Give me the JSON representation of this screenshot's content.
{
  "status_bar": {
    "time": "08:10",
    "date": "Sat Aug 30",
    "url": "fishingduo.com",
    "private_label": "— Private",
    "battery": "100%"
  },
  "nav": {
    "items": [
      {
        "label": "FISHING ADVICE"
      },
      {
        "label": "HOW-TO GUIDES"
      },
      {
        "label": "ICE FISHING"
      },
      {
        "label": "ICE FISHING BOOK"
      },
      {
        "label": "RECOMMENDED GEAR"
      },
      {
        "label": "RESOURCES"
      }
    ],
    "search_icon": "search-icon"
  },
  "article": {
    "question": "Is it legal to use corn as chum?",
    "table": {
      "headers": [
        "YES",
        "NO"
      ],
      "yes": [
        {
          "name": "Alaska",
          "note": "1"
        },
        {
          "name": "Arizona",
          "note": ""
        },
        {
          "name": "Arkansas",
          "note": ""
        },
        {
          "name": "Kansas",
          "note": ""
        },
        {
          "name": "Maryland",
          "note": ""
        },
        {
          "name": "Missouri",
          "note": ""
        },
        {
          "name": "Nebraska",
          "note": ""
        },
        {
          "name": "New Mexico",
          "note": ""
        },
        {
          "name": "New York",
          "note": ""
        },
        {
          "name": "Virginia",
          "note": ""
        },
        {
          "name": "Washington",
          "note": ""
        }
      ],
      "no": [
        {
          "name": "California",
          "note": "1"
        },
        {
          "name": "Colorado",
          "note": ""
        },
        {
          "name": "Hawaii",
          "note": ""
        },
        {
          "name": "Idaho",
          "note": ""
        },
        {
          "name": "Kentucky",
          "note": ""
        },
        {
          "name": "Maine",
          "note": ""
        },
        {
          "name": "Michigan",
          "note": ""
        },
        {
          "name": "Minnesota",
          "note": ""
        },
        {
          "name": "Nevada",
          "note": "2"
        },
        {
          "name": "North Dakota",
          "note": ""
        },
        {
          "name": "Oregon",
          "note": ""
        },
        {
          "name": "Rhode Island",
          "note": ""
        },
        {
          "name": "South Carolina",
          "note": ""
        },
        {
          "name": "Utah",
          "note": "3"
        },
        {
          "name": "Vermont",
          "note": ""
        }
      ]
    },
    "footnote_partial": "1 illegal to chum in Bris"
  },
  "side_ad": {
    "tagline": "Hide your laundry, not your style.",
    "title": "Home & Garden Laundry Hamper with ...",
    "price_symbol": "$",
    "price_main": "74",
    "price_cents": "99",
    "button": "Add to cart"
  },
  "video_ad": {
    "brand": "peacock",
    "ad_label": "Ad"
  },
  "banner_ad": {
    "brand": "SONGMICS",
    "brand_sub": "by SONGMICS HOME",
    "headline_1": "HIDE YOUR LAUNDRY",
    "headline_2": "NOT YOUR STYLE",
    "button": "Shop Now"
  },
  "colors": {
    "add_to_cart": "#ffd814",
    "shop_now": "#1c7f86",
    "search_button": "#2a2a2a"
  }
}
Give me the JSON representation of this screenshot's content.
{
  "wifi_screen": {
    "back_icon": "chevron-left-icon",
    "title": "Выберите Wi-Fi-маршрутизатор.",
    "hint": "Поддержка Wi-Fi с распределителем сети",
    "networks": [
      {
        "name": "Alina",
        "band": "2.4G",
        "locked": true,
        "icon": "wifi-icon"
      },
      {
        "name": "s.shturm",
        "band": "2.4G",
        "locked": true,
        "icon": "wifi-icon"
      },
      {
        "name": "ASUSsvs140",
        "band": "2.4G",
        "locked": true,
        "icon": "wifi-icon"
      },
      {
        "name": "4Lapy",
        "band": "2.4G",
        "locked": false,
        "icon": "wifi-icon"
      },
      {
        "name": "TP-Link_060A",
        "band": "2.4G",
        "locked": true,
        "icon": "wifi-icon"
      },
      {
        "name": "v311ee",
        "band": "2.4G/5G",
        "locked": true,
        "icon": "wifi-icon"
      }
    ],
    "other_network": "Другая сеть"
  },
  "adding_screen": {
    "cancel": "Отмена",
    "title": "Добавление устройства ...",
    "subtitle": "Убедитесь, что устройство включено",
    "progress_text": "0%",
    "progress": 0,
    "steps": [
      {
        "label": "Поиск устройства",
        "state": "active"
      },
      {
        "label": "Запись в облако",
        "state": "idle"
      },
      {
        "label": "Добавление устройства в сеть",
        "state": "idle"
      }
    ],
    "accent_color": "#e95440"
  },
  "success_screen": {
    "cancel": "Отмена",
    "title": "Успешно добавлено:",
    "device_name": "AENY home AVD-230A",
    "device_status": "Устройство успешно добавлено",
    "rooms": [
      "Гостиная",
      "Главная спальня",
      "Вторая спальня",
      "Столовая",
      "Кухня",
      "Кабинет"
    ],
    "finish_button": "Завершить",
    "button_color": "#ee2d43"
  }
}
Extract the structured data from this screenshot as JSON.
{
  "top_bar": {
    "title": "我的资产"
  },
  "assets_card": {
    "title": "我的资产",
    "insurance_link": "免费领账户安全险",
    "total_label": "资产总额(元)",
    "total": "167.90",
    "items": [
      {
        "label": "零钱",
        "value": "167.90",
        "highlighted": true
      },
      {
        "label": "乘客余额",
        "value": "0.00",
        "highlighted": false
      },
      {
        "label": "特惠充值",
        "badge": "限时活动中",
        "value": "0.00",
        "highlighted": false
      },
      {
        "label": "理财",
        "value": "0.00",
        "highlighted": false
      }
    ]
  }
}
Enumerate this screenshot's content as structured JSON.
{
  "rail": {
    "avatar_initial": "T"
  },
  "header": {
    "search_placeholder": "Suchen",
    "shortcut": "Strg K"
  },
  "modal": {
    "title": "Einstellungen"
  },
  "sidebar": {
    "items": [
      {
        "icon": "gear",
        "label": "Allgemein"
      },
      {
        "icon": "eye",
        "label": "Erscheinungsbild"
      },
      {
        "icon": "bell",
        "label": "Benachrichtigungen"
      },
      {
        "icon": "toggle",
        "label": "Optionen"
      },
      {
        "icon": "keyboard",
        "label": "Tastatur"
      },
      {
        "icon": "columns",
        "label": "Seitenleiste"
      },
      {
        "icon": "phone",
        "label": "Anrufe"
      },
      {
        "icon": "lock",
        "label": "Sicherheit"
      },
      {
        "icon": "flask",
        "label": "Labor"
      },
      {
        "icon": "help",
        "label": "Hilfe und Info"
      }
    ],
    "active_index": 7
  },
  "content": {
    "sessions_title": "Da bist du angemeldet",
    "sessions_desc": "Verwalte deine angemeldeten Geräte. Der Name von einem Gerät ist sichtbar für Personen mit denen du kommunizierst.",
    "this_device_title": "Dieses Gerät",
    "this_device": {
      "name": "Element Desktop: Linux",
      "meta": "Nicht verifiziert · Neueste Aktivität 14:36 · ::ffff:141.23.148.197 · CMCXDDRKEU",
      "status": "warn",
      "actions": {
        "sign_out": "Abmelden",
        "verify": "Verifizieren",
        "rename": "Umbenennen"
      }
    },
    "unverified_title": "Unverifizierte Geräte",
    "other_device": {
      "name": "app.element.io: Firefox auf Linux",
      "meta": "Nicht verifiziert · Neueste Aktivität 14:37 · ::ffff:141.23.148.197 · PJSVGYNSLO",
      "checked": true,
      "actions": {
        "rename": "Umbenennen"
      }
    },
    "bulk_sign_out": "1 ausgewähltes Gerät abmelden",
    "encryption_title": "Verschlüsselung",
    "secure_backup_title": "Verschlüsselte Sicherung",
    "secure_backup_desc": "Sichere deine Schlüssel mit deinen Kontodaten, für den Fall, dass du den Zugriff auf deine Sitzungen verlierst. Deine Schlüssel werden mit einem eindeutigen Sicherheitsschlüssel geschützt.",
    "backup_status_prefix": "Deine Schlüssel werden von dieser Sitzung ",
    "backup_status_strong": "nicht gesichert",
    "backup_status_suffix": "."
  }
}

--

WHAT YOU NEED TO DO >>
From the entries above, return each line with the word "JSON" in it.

RESPONSE BELOW >>
Give me the JSON representation of this screenshot's content.
Give me the JSON representation of this screenshot's content.
Extract the structured data from this screenshot as JSON.
Enumerate this screenshot's content as structured JSON.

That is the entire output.